### Problem
Copy each line below containing "メイドインジャパン".

───── Input data ─────

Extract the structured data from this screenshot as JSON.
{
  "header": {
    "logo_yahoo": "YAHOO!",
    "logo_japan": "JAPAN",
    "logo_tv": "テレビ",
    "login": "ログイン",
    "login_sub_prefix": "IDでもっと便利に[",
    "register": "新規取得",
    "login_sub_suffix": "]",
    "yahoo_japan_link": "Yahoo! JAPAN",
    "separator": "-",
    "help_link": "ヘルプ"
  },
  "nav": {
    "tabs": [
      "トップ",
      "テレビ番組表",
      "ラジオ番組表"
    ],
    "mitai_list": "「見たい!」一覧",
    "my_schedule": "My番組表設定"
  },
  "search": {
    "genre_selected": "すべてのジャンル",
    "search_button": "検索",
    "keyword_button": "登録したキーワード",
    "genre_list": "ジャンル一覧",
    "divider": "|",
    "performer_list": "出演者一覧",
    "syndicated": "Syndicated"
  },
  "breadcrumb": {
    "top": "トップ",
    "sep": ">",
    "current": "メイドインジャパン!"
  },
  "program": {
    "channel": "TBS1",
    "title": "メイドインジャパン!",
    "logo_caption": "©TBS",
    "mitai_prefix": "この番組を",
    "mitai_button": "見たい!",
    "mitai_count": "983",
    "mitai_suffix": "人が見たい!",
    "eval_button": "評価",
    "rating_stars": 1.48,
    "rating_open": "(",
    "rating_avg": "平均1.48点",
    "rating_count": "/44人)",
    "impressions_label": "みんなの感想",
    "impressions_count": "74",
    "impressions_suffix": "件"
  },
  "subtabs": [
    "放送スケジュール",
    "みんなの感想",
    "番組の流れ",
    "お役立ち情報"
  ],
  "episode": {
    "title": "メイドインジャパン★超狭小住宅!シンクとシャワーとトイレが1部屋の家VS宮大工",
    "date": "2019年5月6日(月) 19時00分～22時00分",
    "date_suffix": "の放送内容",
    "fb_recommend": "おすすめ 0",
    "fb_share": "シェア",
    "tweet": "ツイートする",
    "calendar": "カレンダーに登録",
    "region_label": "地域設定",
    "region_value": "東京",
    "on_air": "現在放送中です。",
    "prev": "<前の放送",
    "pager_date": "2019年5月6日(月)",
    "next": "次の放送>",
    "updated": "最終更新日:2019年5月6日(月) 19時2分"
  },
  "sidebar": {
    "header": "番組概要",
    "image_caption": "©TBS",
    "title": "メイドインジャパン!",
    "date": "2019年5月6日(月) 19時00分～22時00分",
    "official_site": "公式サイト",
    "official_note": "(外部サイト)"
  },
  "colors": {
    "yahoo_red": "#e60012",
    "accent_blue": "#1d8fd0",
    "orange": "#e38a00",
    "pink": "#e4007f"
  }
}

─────

### Reply
    "current": "メイドインジャパン!"
    "title": "メイドインジャパン!",
    "title": "メイドインジャパン★超狭小住宅!シンクとシャワーとトイレが1部屋の家VS宮大工",
    "title": "メイドインジャパン!",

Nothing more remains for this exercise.